* ABOUT THIS TASK:
Please reproduce the full set of data below exactly.

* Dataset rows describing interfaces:
--------------------

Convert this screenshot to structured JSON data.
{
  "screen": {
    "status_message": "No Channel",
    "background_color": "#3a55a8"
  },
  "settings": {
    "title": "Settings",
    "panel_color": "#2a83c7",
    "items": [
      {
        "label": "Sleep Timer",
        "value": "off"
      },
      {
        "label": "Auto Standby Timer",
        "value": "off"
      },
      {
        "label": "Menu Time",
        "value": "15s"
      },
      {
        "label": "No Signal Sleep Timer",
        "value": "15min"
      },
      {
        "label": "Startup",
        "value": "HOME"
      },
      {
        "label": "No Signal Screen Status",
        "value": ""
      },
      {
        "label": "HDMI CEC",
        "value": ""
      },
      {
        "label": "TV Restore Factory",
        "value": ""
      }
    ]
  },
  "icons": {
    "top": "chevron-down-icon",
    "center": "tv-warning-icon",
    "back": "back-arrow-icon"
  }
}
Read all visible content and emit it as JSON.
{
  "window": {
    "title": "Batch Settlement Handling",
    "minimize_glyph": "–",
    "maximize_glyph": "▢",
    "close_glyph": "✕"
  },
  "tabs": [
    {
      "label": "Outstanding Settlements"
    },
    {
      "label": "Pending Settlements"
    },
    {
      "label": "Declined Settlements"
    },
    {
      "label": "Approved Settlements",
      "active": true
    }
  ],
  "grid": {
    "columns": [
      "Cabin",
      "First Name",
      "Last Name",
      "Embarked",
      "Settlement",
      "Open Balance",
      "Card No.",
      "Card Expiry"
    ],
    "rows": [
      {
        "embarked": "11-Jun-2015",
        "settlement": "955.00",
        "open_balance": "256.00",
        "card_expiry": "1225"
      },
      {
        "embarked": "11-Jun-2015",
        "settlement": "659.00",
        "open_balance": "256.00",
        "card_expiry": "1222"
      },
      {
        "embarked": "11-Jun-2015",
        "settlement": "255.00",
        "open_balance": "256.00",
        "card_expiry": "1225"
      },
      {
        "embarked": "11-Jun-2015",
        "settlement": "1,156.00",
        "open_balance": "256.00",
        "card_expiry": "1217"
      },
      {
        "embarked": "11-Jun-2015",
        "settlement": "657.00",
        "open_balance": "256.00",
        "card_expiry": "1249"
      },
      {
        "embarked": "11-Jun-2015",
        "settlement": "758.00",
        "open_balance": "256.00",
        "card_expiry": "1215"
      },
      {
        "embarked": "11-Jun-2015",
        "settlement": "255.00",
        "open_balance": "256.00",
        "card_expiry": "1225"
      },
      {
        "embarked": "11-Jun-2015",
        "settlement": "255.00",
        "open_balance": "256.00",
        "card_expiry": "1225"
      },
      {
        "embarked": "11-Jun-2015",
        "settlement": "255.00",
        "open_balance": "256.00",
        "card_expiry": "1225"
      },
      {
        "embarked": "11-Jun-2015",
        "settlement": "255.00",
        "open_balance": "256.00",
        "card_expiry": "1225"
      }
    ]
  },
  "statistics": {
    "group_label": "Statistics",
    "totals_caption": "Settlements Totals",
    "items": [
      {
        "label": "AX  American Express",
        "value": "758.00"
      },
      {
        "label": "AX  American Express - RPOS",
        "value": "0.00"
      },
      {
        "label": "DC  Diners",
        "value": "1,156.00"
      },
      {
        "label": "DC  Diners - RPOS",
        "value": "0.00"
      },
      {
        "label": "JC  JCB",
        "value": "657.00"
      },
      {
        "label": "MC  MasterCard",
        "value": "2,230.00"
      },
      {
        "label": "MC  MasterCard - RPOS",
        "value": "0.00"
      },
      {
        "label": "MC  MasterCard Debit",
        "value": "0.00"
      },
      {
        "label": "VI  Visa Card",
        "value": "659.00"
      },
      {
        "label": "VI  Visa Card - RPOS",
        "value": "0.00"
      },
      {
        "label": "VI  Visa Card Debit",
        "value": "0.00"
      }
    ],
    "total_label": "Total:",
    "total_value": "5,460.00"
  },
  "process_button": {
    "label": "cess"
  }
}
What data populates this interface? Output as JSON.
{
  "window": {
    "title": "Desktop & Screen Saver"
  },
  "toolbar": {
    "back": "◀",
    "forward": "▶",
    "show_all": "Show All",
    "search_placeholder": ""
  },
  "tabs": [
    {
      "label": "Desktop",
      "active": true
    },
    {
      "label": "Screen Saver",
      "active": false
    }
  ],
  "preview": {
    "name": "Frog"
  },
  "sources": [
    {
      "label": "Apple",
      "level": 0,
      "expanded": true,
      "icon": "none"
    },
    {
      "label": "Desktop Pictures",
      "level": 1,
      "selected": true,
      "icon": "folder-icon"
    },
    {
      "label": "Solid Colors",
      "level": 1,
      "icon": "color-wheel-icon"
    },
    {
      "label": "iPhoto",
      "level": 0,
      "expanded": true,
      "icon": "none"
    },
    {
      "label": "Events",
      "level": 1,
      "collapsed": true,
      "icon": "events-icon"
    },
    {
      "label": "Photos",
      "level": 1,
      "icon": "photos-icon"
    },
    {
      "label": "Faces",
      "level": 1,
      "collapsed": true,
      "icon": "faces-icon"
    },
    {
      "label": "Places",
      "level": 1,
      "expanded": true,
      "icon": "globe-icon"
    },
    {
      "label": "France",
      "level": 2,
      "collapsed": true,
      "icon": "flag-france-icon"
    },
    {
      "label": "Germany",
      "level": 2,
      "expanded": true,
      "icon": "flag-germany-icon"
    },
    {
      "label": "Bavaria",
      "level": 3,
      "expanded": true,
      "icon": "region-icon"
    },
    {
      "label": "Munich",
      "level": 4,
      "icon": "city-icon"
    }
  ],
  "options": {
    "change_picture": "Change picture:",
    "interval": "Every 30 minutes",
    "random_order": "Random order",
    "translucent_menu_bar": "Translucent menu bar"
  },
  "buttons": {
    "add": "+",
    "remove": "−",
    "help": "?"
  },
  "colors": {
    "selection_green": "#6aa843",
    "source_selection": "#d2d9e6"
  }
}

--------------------

* EXERCISE ANSWER:
Convert this screenshot to structured JSON data.
{
  "screen": {
    "status_message": "No Channel",
    "background_color": "#3a55a8"
  },
  "settings": {
    "title": "Settings",
    "panel_color": "#2a83c7",
    "items": [
      {
        "label": "Sleep Timer",
        "value": "off"
      },
      {
        "label": "Auto Standby Timer",
        "value": "off"
      },
      {
        "label": "Menu Time",
        "value": "15s"
      },
      {
        "label": "No Signal Sleep Timer",
        "value": "15min"
      },
      {
        "label": "Startup",
        "value": "HOME"
      },
      {
        "label": "No Signal Screen Status",
        "value": ""
      },
      {
        "label": "HDMI CEC",
        "value": ""
      },
      {
        "label": "TV Restore Factory",
        "value": ""
      }
    ]
  },
  "icons": {
    "top": "chevron-down-icon",
    "center": "tv-warning-icon",
    "back": "back-arrow-icon"
  }
}
Read all visible content and emit it as JSON.
{
  "window": {
    "title": "Batch Settlement Handling",
    "minimize_glyph": "–",
    "maximize_glyph": "▢",
    "close_glyph": "✕"
  },
  "tabs": [
    {
      "label": "Outstanding Settlements"
    },
    {
      "label": "Pending Settlements"
    },
    {
      "label": "Declined Settlements"
    },
    {
      "label": "Approved Settlements",
      "active": true
    }
  ],
  "grid": {
    "columns": [
      "Cabin",
      "First Name",
      "Last Name",
      "Embarked",
      "Settlement",
      "Open Balance",
      "Card No.",
      "Card Expiry"
    ],
    "rows": [
      {
        "embarked": "11-Jun-2015",
        "settlement": "955.00",
        "open_balance": "256.00",
        "card_expiry": "1225"
      },
      {
        "embarked": "11-Jun-2015",
        "settlement": "659.00",
        "open_balance": "256.00",
        "card_expiry": "1222"
      },
      {
        "embarked": "11-Jun-2015",
        "settlement": "255.00",
        "open_balance": "256.00",
        "card_expiry": "1225"
      },
      {
        "embarked": "11-Jun-2015",
        "settlement": "1,156.00",
        "open_balance": "256.00",
        "card_expiry": "1217"
      },
      {
        "embarked": "11-Jun-2015",
        "settlement": "657.00",
        "open_balance": "256.00",
        "card_expiry": "1249"
      },
      {
        "embarked": "11-Jun-2015",
        "settlement": "758.00",
        "open_balance": "256.00",
        "card_expiry": "1215"
      },
      {
        "embarked": "11-Jun-2015",
        "settlement": "255.00",
        "open_balance": "256.00",
        "card_expiry": "1225"
      },
      {
        "embarked": "11-Jun-2015",
        "settlement": "255.00",
        "open_balance": "256.00",
        "card_expiry": "1225"
      },
      {
        "embarked": "11-Jun-2015",
        "settlement": "255.00",
        "open_balance": "256.00",
        "card_expiry": "1225"
      },
      {
        "embarked": "11-Jun-2015",
        "settlement": "255.00",
        "open_balance": "256.00",
        "card_expiry": "1225"
      }
    ]
  },
  "statistics": {
    "group_label": "Statistics",
    "totals_caption": "Settlements Totals",
    "items": [
      {
        "label": "AX  American Express",
        "value": "758.00"
      },
      {
        "label": "AX  American Express - RPOS",
        "value": "0.00"
      },
      {
        "label": "DC  Diners",
        "value": "1,156.00"
      },
      {
        "label": "DC  Diners - RPOS",
        "value": "0.00"
      },
      {
        "label": "JC  JCB",
        "value": "657.00"
      },
      {
        "label": "MC  MasterCard",
        "value": "2,230.00"
      },
      {
        "label": "MC  MasterCard - RPOS",
        "value": "0.00"
      },
      {
        "label": "MC  MasterCard Debit",
        "value": "0.00"
      },
      {
        "label": "VI  Visa Card",
        "value": "659.00"
      },
      {
        "label": "VI  Visa Card - RPOS",
        "value": "0.00"
      },
      {
        "label": "VI  Visa Card Debit",
        "value": "0.00"
      }
    ],
    "total_label": "Total:",
    "total_value": "5,460.00"
  },
  "process_button": {
    "label": "cess"
  }
}
What data populates this interface? Output as JSON.
{
  "window": {
    "title": "Desktop & Screen Saver"
  },
  "toolbar": {
    "back": "◀",
    "forward": "▶",
    "show_all": "Show All",
    "search_placeholder": ""
  },
  "tabs": [
    {
      "label": "Desktop",
      "active": true
    },
    {
      "label": "Screen Saver",
      "active": false
    }
  ],
  "preview": {
    "name": "Frog"
  },
  "sources": [
    {
      "label": "Apple",
      "level": 0,
      "expanded": true,
      "icon": "none"
    },
    {
      "label": "Desktop Pictures",
      "level": 1,
      "selected": true,
      "icon": "folder-icon"
    },
    {
      "label": "Solid Colors",
      "level": 1,
      "icon": "color-wheel-icon"
    },
    {
      "label": "iPhoto",
      "level": 0,
      "expanded": true,
      "icon": "none"
    },
    {
      "label": "Events",
      "level": 1,
      "collapsed": true,
      "icon": "events-icon"
    },
    {
      "label": "Photos",
      "level": 1,
      "icon": "photos-icon"
    },
    {
      "label": "Faces",
      "level": 1,
      "collapsed": true,
      "icon": "faces-icon"
    },
    {
      "label": "Places",
      "level": 1,
      "expanded": true,
      "icon": "globe-icon"
    },
    {
      "label": "France",
      "level": 2,
      "collapsed": true,
      "icon": "flag-france-icon"
    },
    {
      "label": "Germany",
      "level": 2,
      "expanded": true,
      "icon": "flag-germany-icon"
    },
    {
      "label": "Bavaria",
      "level": 3,
      "expanded": true,
      "icon": "region-icon"
    },
    {
      "label": "Munich",
      "level": 4,
      "icon": "city-icon"
    }
  ],
  "options": {
    "change_picture": "Change picture:",
    "interval": "Every 30 minutes",
    "random_order": "Random order",
    "translucent_menu_bar": "Translucent menu bar"
  },
  "buttons": {
    "add": "+",
    "remove": "−",
    "help": "?"
  },
  "colors": {
    "selection_green": "#6aa843",
    "source_selection": "#d2d9e6"
  }
}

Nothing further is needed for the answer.